"The decisions we make are not all conscious," reflects Álvaro Siza, one of seven architects invited by curator Kate Goodwin to design and install an immersive installation within the galleries of London’s Royal Academy of Arts. “What we do depends much on our experiences.” It is these subconscious memories and instinctive reactions to light, material, and space that visitors to Sensing Spaces are invited to experience first hand.
Photo by James Harris © Royal Academy of Arts, London, 2014
The installations, with varying degrees of success, go beyond the functional and visual to explore the physical sensation of inhabiting architecture, while also providing insight into the background and sensibilities of each practice.
Standing in the octagonal Central Hall of the Academy’s Main Galleries, visitors are invited to make their own path through the space. Through the doorway to the left, an angular viewing platform supported by four megalithic, cylindrical pillars draws them in. Designed by young Chilean practice Pezo von Ellrichshausen, the pine board structure is fortress-like, evoking the urge to explore: walk up a zigzagging ramp or ascend one of the spiral staircases that wind up the interior of each pillar to access a square viewing deck.
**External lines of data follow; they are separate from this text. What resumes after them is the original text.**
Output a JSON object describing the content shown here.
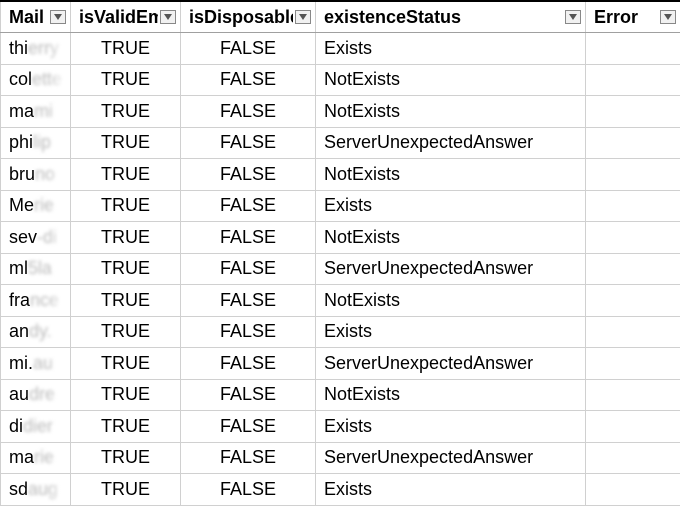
{
  "columns": {
    "mail": "Mail",
    "valid": "isValidEmail",
    "disp": "isDisposable",
    "exist": "existenceStatus",
    "error": "Error"
  },
  "rows": [
    {
      "mail_sharp": "thi",
      "mail_fuzzy": "erry",
      "valid": "TRUE",
      "disp": "FALSE",
      "exist": "Exists",
      "error": ""
    },
    {
      "mail_sharp": "col",
      "mail_fuzzy": "ette",
      "valid": "TRUE",
      "disp": "FALSE",
      "exist": "NotExists",
      "error": ""
    },
    {
      "mail_sharp": "ma",
      "mail_fuzzy": "mi",
      "valid": "TRUE",
      "disp": "FALSE",
      "exist": "NotExists",
      "error": ""
    },
    {
      "mail_sharp": "phi",
      "mail_fuzzy": "lip",
      "valid": "TRUE",
      "disp": "FALSE",
      "exist": "ServerUnexpectedAnswer",
      "error": ""
    },
    {
      "mail_sharp": "bru",
      "mail_fuzzy": "no",
      "valid": "TRUE",
      "disp": "FALSE",
      "exist": "NotExists",
      "error": ""
    },
    {
      "mail_sharp": "Me",
      "mail_fuzzy": "rie",
      "valid": "TRUE",
      "disp": "FALSE",
      "exist": "Exists",
      "error": ""
    },
    {
      "mail_sharp": "sev",
      "mail_fuzzy": "-di",
      "valid": "TRUE",
      "disp": "FALSE",
      "exist": "NotExists",
      "error": ""
    },
    {
      "mail_sharp": "ml",
      "mail_fuzzy": "5la",
      "valid": "TRUE",
      "disp": "FALSE",
      "exist": "ServerUnexpectedAnswer",
      "error": ""
    },
    {
      "mail_sharp": "fra",
      "mail_fuzzy": "nce",
      "valid": "TRUE",
      "disp": "FALSE",
      "exist": "NotExists",
      "error": ""
    },
    {
      "mail_sharp": "an",
      "mail_fuzzy": "dy.",
      "valid": "TRUE",
      "disp": "FALSE",
      "exist": "Exists",
      "error": ""
    },
    {
      "mail_sharp": "mi.",
      "mail_fuzzy": "au",
      "valid": "TRUE",
      "disp": "FALSE",
      "exist": "ServerUnexpectedAnswer",
      "error": ""
    },
    {
      "mail_sharp": "au",
      "mail_fuzzy": "dre",
      "valid": "TRUE",
      "disp": "FALSE",
      "exist": "NotExists",
      "error": ""
    },
    {
      "mail_sharp": "di",
      "mail_fuzzy": "dier",
      "valid": "TRUE",
      "disp": "FALSE",
      "exist": "Exists",
      "error": ""
    },
    {
      "mail_sharp": "ma",
      "mail_fuzzy": "rie",
      "valid": "TRUE",
      "disp": "FALSE",
      "exist": "ServerUnexpectedAnswer",
      "error": ""
    },
    {
      "mail_sharp": "sd",
      "mail_fuzzy": "aug",
      "valid": "TRUE",
      "disp": "FALSE",
      "exist": "Exists",
      "error": ""
    }
  ]
}
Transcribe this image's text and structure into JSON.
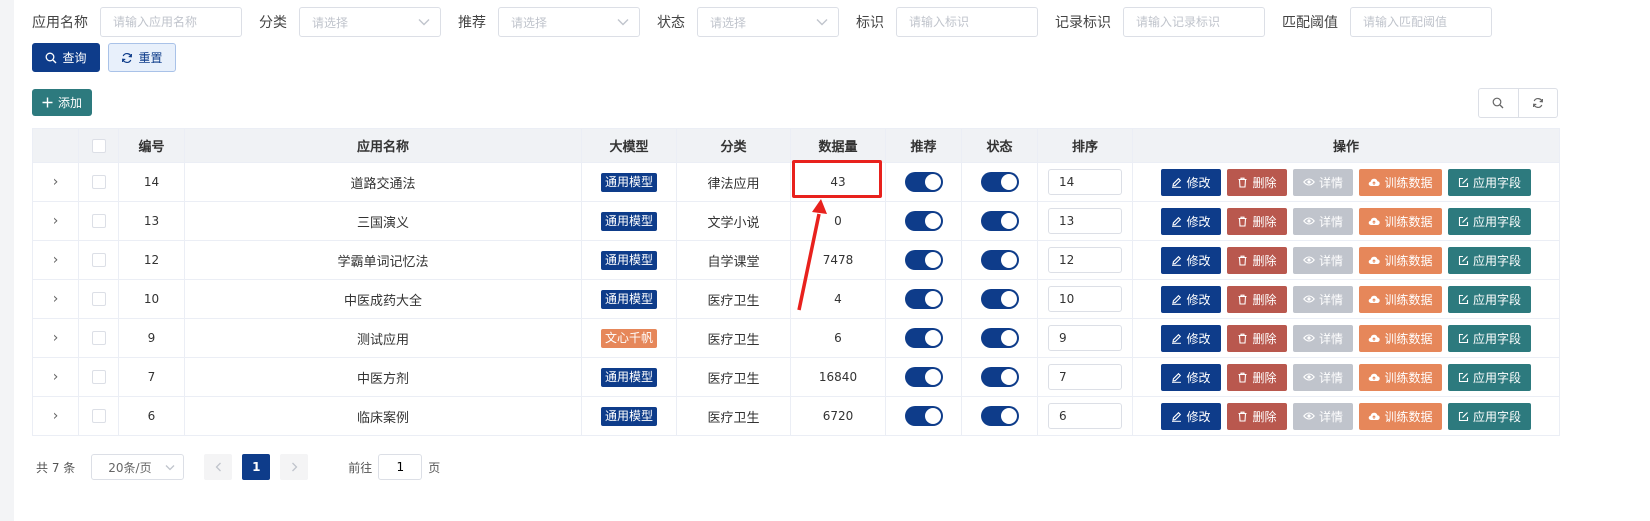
{
  "search": {
    "app_name": {
      "label": "应用名称",
      "placeholder": "请输入应用名称"
    },
    "category": {
      "label": "分类",
      "placeholder": "请选择"
    },
    "recommend": {
      "label": "推荐",
      "placeholder": "请选择"
    },
    "status": {
      "label": "状态",
      "placeholder": "请选择"
    },
    "identifier": {
      "label": "标识",
      "placeholder": "请输入标识"
    },
    "record_identifier": {
      "label": "记录标识",
      "placeholder": "请输入记录标识"
    },
    "match_threshold": {
      "label": "匹配阈值",
      "placeholder": "请输入匹配阈值"
    },
    "query_label": "查询",
    "reset_label": "重置"
  },
  "toolbar": {
    "add_label": "添加"
  },
  "table": {
    "headers": {
      "id": "编号",
      "app_name": "应用名称",
      "model": "大模型",
      "category": "分类",
      "data_count": "数据量",
      "recommend": "推荐",
      "status": "状态",
      "sort": "排序",
      "actions": "操作"
    },
    "actions": {
      "edit": "修改",
      "delete": "删除",
      "detail": "详情",
      "train": "训练数据",
      "fields": "应用字段"
    },
    "rows": [
      {
        "id": "14",
        "name": "道路交通法",
        "model": "通用模型",
        "model_color": "#0e3c8a",
        "category": "律法应用",
        "data_count": "43",
        "recommend": true,
        "status": true,
        "sort": "14"
      },
      {
        "id": "13",
        "name": "三国演义",
        "model": "通用模型",
        "model_color": "#0e3c8a",
        "category": "文学小说",
        "data_count": "0",
        "recommend": true,
        "status": true,
        "sort": "13"
      },
      {
        "id": "12",
        "name": "学霸单词记忆法",
        "model": "通用模型",
        "model_color": "#0e3c8a",
        "category": "自学课堂",
        "data_count": "7478",
        "recommend": true,
        "status": true,
        "sort": "12"
      },
      {
        "id": "10",
        "name": "中医成药大全",
        "model": "通用模型",
        "model_color": "#0e3c8a",
        "category": "医疗卫生",
        "data_count": "4",
        "recommend": true,
        "status": true,
        "sort": "10"
      },
      {
        "id": "9",
        "name": "测试应用",
        "model": "文心千帆",
        "model_color": "#e6875a",
        "category": "医疗卫生",
        "data_count": "6",
        "recommend": true,
        "status": true,
        "sort": "9"
      },
      {
        "id": "7",
        "name": "中医方剂",
        "model": "通用模型",
        "model_color": "#0e3c8a",
        "category": "医疗卫生",
        "data_count": "16840",
        "recommend": true,
        "status": true,
        "sort": "7"
      },
      {
        "id": "6",
        "name": "临床案例",
        "model": "通用模型",
        "model_color": "#0e3c8a",
        "category": "医疗卫生",
        "data_count": "6720",
        "recommend": true,
        "status": true,
        "sort": "6"
      }
    ]
  },
  "pagination": {
    "total": "共 7 条",
    "page_size": "20条/页",
    "current_page": "1",
    "goto_prefix": "前往",
    "goto_value": "1",
    "goto_suffix": "页"
  },
  "colors": {
    "primary": "#0e3c8a",
    "teal": "#2d7a7e",
    "danger": "#b9584e",
    "orange": "#e6875a",
    "disabled": "#c0c4cc",
    "highlight": "#e8211d"
  }
}
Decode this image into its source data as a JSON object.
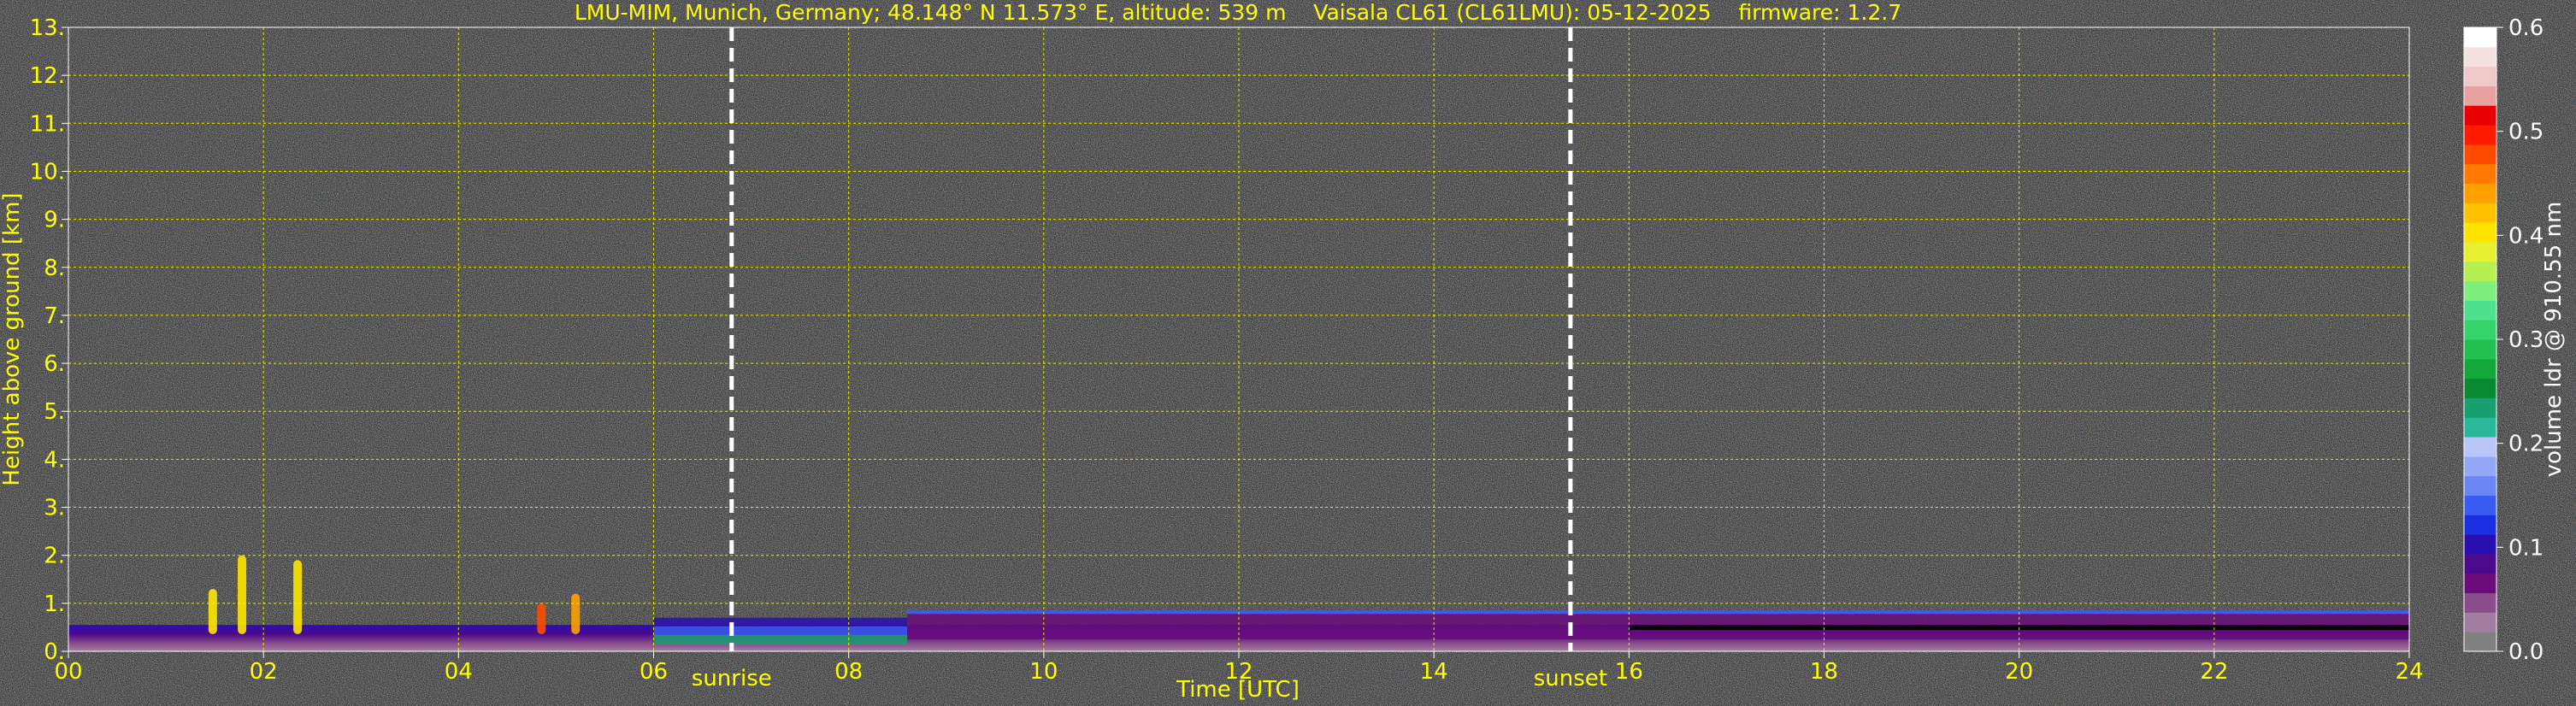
{
  "chart_data": {
    "type": "heatmap",
    "title": "LMU-MIM, Munich, Germany; 48.148° N 11.573° E, altitude: 539 m    Vaisala CL61 (CL61LMU): 05-12-2025    firmware: 1.2.7",
    "xlabel": "Time [UTC]",
    "ylabel": "Height above ground [km]",
    "xlim": [
      0,
      24
    ],
    "ylim": [
      0,
      13
    ],
    "x_ticks": [
      "00",
      "02",
      "04",
      "06",
      "08",
      "10",
      "12",
      "14",
      "16",
      "18",
      "20",
      "22",
      "24"
    ],
    "y_ticks": [
      "0.",
      "1.",
      "2.",
      "3.",
      "4.",
      "5.",
      "6.",
      "7.",
      "8.",
      "9.",
      "10.",
      "11.",
      "12.",
      "13."
    ],
    "grid": true,
    "markers": [
      {
        "label": "sunrise",
        "time": 6.8
      },
      {
        "label": "sunset",
        "time": 15.4
      }
    ],
    "colorbar": {
      "label": "volume ldr @ 910.55 nm",
      "range": [
        0.0,
        0.6
      ],
      "ticks": [
        "0.0",
        "0.1",
        "0.2",
        "0.3",
        "0.4",
        "0.5",
        "0.6"
      ],
      "colors": [
        "#808080",
        "#a27fa2",
        "#8a4c8a",
        "#6a0d7a",
        "#4b0b8c",
        "#2a0fb0",
        "#1a30e0",
        "#3a5cf0",
        "#6a86f4",
        "#92a8f6",
        "#b8c6f8",
        "#2ab89a",
        "#18a070",
        "#0a8a30",
        "#14a83a",
        "#22c050",
        "#34d46a",
        "#4ee08a",
        "#7cf07a",
        "#b6f050",
        "#e6f030",
        "#ffe400",
        "#ffc200",
        "#ffa000",
        "#ff7a00",
        "#ff4a00",
        "#ff1a00",
        "#e80000",
        "#e8a0a0",
        "#f0c8c8",
        "#f4e0e0",
        "#ffffff"
      ]
    },
    "features": [
      {
        "kind": "layer",
        "from_h": 6,
        "to_h": 8.6,
        "top_km": 0.7,
        "colors": [
          "#2a0fb0",
          "#3a5cf0",
          "#18a070"
        ]
      },
      {
        "kind": "column",
        "time_h": 1.48,
        "top_km": 1.3,
        "color": "#ffe400"
      },
      {
        "kind": "column",
        "time_h": 1.78,
        "top_km": 2.0,
        "color": "#ffe400"
      },
      {
        "kind": "column",
        "time_h": 2.35,
        "top_km": 1.9,
        "color": "#ffe400"
      },
      {
        "kind": "column",
        "time_h": 4.85,
        "top_km": 1.0,
        "color": "#ff4a00"
      },
      {
        "kind": "column",
        "time_h": 5.2,
        "top_km": 1.2,
        "color": "#ffa000"
      },
      {
        "kind": "boundary_layer",
        "from_h": 8.6,
        "to_h": 24,
        "top_km": 0.8,
        "color": "#6a0d7a"
      }
    ]
  }
}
From this lofty height, the structure’s high walls block the view below, instead drawing attention to the gallery’s Neoclassical, gilded ceiling and providing a unique opportunity to see its opulence in detail.
Next door, Berlin-based, African-born architect Diébédo Francis Kéré‘s also encourages a childlike feeling of freedom with a polypropylene archway into which visitors are encouraged to push plastic straws. After two months of interaction, the result is a structure with an extremely stubbly, multicolored skin that both adults and children feel compelled to touch and play with. Sucking visitors in through its low but cavernous entranceway, the textured tunnel narrows in the middle before opening up and ejecting them from the other side—what can be a bright, but rather brief, experience on a crowded day.
Taking a more serious tone, Chinese architect Li Xaodong has created a maze-like series of passageways lined with raw hazel sticks. Lit by LED floor panels, visitors navigate their way through the narrow corridor to a calming Zen garden complete with a pebble floor and a mirrored wall that heightens the sense of entering a wide-open space.
Equally immersive is Kengo Kuma’s atmospheric bamboo installation. Set across two dimly lit spaces, he whittled bamboo sticks into a delicate lattice structure and infused them with the scent of Hinoki wood and Tatami mats—aromas that are evocative of the traditional Japanese houses that Kuma grew up in and, he admits, are still capable of sending him into a deep sleep.
In contrast, Irish practice Grafton Architects has used the gallery’s soaring roof to explore the human attraction to light cycles. Working across two gallery spaces—one dark and one light—the architects have installed a series of sculptural, suspended volumes to capture and sculpt daylight that filters into the gallery. In the darker, larger space, light enters through an opening in a monolithic structure that has been inserted into the roof. Subtle variations in light and shadow play across its clean, angular surfaces, causing visitors to stop and marvel. Through the gloom, an archway of bright light beckons you into a smaller, dazzlingly bright gallery where a series of white plaster slats hang across the ceiling, reflecting and diffusing the light around the room.
The subtlest of interventions come courtesy of Portuguese Pritzker Prize-winners Alvaro Siza and Eduardo Souto de Moura, the latter of whom has made a cast concrete replica of two of the gallery’s ornate marble archways. Cast in reinforced concrete using high precision joinery molds, the Brutalist-style replicas are placed perpendicular to their originals, inviting the observer to compare and contrast. Also inspired by the Academy’s architecture, Siza has installed three yellow concrete columns in the gallery’s exterior courtyard: one complete, one with a missing capital, and one on its side as if toppled over, with its capital lying close by. It's a peculiar sight in such a formal setting, but Siza has fulfilled the exhibition’s ultimate goal: to bring the experiential qualities of architecture to the fore.